One day I got fed up and sick of her being an idiot. I changed everything, like deep down I knew I should, and things have been different ever since. I ended up giving her one swift crack with the lunge whip, got her moving, and KEPT her moving even through her naughtiness. I keep my shoulders square with her hindquarters and I'm always walking towards her to drive her forward. When she gets naughty I move her out faster, ignoring the bad behavior and rewarding her when she listens. I let her race around all angry, and ask her to work at that speed until she's clearly done thinking that its fun to be an idiot. I push her at that speed past the point where she thinks its fun for maybe two-three rotations and THEN I ask her to come down. It reinforces that sure, if she wants to race around like a moron and thinks its funny, fine, but I'm in control of her feet in the end, and she WILL respect my wishes. Let me tell you, it took three or four sessions of that very thing for her to realize that being a moron isn't beneficial for her and it means work. Rewarding the changes of pace when I asked for them and she complied really helped too, now I can transition, extend, shorten, whatever I want and she does it.
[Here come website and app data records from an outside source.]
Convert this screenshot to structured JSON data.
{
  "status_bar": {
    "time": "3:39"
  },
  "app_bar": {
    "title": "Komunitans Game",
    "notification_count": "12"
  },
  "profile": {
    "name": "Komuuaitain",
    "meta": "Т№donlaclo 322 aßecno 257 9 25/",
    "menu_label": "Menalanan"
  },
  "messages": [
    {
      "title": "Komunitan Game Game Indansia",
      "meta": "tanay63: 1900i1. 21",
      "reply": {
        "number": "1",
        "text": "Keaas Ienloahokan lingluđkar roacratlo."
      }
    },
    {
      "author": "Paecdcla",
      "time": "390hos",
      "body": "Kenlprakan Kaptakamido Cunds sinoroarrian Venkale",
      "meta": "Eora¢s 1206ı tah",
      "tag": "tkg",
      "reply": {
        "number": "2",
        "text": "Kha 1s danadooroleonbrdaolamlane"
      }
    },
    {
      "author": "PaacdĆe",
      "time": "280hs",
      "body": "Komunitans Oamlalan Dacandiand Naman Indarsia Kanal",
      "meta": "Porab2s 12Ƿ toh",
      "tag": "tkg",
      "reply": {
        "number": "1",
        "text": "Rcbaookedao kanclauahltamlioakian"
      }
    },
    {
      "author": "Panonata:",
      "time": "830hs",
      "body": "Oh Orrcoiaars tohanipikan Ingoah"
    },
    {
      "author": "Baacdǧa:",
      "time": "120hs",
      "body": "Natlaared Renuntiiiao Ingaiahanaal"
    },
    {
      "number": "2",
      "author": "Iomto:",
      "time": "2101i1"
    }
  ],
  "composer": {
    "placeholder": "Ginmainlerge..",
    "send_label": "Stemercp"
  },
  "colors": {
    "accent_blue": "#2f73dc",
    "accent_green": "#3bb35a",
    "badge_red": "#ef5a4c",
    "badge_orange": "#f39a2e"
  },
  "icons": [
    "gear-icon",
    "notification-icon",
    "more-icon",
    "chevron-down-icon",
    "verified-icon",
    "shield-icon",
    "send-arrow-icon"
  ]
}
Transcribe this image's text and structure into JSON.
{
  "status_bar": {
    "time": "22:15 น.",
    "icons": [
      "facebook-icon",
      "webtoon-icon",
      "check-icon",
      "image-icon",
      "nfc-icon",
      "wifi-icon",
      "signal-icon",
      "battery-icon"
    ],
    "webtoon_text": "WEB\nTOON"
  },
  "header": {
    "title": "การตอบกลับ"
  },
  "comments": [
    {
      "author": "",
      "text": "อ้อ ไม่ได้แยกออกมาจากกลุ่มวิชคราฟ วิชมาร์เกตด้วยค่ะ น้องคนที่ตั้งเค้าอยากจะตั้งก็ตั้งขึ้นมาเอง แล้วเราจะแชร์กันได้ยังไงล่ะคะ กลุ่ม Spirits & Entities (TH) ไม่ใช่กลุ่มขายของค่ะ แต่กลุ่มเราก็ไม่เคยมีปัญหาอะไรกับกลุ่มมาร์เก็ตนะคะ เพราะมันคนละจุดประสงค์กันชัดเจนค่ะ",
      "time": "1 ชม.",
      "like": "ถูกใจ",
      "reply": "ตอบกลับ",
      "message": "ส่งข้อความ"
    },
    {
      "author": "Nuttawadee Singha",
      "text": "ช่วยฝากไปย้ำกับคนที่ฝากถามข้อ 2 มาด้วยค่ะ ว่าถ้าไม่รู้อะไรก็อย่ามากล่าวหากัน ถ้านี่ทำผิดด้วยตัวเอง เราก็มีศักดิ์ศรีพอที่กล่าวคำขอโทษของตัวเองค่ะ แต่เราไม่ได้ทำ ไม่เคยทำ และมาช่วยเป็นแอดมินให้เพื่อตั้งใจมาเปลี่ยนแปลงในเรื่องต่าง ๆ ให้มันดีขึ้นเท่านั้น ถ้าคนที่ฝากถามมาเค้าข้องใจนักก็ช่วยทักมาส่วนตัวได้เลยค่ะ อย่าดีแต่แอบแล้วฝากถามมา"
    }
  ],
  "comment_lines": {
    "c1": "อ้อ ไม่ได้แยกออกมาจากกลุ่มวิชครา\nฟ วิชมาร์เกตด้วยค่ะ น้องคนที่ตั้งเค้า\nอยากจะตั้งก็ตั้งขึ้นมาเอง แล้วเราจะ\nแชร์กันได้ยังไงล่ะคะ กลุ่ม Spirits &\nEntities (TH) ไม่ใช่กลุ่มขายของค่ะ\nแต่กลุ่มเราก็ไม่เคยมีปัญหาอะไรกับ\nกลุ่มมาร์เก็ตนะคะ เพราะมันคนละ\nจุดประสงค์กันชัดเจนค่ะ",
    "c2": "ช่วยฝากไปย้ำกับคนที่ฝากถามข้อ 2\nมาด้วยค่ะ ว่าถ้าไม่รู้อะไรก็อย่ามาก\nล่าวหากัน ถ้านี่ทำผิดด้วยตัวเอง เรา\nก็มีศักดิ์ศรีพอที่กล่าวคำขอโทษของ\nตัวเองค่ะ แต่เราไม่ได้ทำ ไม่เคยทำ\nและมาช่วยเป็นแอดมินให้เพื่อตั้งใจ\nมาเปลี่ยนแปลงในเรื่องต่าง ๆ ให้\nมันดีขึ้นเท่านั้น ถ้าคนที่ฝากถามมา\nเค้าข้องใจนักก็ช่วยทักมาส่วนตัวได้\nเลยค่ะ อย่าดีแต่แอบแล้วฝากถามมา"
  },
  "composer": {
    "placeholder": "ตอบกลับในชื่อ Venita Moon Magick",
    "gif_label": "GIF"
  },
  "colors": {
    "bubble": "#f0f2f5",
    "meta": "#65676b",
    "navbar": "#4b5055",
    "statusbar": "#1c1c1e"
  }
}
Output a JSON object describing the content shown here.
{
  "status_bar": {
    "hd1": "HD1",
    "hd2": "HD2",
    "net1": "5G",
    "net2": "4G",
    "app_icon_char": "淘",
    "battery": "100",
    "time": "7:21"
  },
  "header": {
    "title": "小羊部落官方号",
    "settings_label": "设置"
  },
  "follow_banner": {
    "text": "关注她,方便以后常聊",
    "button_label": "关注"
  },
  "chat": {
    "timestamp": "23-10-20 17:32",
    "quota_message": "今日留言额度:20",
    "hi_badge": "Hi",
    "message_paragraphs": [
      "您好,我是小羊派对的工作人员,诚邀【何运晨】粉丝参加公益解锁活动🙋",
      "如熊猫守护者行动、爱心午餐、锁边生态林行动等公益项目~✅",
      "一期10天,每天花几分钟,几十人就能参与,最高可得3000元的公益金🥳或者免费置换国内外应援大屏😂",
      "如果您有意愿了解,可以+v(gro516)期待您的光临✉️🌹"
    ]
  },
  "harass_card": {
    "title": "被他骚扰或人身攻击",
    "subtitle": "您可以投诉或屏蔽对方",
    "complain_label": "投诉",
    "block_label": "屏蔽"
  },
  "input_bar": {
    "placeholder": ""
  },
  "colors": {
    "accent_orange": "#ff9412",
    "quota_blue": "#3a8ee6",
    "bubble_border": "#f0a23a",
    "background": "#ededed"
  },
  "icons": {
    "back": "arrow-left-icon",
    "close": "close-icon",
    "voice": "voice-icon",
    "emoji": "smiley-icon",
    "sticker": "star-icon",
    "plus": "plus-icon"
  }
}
You need to be confident in your abilities to take this approach, and I definitely wouldn't do it unless you've got an enclosed space to use. My horse did pull the line out of my hands in the beginning a few times, and she'd race around (again, like a moron) until she felt like stopping. If we were out in the open, she'd probably be in canada by now. If you don't think this is something you can handle, absolutely have your trainer there to assist or do. It is hard work on both the human and the horse, and if you are at all uncomfortable with the idea of working through it, leave it to the professionals.
Chinga, here are a few articles that I think will help, at least in terms of education. In practice, regardless of whether you know how to lunge or not, I think you need some help here.
These articles are long, but very informative (the whole website it! Check it out when you have some free time!) and well worth the read!!!
Hey Maddie :)
Chinga sounds exactly like what Ricky used to do. Although I may not seem as smart as other posters, this is what I did to correct the problem.
I do lunge in a halter and Ricky used to turn in and stop. The key thing I did would be chase him back out instantly and I would make him keep going until I felt like letting him stop. The important thing I did though was chase him out as soon as he turned in.
Ricky used to rear, buck, pig root, crow hop, everything on the lunge but as long as he was moving forward I didn't care. Remember to give clear consistent signals too so he understands.
Ie, if you want him to trot say 'Troooooot on' in a high voice and stick with it.
Your body language also plays a big part in lunging. You want him to go faster? Puff yourself out, be aggressive, lift the whip a bit higher :)
Its up to you how you deal with it, but that's just what I did.